NetSuite executives also expressed a desire to retain the integrity of its core product line. It discourages partners from developing functionality that is redundant with existing functionality within the core processes NetSuite currently supports. They welcome products that extend existing applications, do not serve as functional substitutes or become direct replacements of NetSuite applications. Moreover, they do not want partners to build products that insert themselves in the middle of NetSuite processes unless these insertions yield truly high-value added capabilities for the mutual customer base.
What can we conclude from NetSuite’s partner strategy?
NetSuite appears to be building a very deliberate, not chaotic, partner ecosystem. Rapid product line expansion and functional improvements seemed to be at the top of their priorities. Cross product integration is clearly a management priority.
One group of potential partners was not apparent to me: providers of external data sources that could enrich existing processes. I did see CCH, a provider of tax table maintenance and other data, in the exhibitor hall. But, most of the firms in the exhibition area were clearly selling add-on modules, standalone applications that integrate with NetSuite applications, reporting/analyst tools, HR software, consulting services, etc. Providers of external data were not abundant, in my opinion. That needs to be a thrust for next year’s event.
The quality of the NetSuite partner group continues to improve. Like a fine wine or cheese, the partner community seems to get better with the passage of time. Bigger systems integrators, more channel partners, more complementary technologies, etc. would define the environment I saw at this year’s show.
Big, global systems integrators may provide headlines for NetSuite; however, I was not overly impressed with the degree of actual commitment from these providers. One NetSuite executive pegged the number of Accenture deals involving NetSuite software at approximately 2 dozen. Deloitte is currently working on a similar sized number of deals. Yet, some significantly smaller firms are already pushing deal sizes of 10 or more clients today.
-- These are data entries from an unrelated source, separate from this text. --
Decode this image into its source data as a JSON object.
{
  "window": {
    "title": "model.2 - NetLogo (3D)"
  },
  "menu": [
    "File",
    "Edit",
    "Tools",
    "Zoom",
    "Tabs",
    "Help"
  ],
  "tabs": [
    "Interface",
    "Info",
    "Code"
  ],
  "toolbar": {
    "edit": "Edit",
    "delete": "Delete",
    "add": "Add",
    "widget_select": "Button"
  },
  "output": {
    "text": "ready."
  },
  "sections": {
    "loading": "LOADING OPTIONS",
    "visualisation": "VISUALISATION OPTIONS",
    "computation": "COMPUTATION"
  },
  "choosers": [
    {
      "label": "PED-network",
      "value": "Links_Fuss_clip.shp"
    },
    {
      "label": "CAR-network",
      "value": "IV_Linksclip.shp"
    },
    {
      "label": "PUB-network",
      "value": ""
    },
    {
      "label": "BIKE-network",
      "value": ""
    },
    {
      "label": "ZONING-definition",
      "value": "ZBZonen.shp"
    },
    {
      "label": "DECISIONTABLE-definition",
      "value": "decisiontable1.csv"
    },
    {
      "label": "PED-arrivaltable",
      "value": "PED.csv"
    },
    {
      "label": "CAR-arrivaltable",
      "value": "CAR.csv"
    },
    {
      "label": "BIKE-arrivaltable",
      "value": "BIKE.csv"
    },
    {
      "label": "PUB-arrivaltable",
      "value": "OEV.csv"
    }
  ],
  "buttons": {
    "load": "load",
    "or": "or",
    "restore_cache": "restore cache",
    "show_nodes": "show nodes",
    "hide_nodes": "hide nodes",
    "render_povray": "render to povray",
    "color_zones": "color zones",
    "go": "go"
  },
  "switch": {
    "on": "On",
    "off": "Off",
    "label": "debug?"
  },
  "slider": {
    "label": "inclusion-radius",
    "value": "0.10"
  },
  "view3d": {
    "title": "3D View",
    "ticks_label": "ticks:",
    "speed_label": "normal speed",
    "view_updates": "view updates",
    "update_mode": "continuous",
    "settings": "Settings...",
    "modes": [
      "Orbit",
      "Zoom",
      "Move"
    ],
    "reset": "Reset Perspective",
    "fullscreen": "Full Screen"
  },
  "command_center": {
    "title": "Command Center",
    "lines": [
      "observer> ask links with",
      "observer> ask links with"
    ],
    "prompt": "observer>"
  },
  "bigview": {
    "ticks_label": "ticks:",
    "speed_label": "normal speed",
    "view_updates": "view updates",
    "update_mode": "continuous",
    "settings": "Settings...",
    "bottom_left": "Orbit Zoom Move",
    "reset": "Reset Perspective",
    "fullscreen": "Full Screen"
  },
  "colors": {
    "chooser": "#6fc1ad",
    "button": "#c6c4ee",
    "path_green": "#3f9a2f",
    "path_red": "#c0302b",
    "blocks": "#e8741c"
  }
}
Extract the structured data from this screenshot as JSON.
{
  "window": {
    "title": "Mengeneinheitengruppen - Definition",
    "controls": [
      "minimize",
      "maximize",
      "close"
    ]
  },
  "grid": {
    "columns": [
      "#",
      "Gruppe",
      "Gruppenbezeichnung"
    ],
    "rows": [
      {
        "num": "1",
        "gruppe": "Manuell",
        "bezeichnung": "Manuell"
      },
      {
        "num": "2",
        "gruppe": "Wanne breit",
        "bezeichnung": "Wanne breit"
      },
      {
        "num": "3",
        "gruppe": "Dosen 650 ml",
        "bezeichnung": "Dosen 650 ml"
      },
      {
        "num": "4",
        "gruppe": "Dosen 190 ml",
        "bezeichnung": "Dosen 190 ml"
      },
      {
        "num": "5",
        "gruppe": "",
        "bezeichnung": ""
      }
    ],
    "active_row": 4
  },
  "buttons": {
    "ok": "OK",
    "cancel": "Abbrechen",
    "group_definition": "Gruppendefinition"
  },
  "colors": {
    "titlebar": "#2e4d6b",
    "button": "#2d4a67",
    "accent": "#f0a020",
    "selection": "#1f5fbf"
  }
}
This would indicate that large systems integrators may be:
- still moving very slowly away from on-premise work to multi-tenant, cloud application software
- taking a wait-and-see attitude before jumping in with full-blown investments in training and product development around new age products like NetSuite and its NS-BOS platform
- not so nimble or advanced as their marketing might suggest
I would recommend that NetSuite lean hard on its large global integrator partners to see just how committed they really are to the space, to the NetSuite platform, to building out the NetSuite ecosystem and to NetSuite specifically.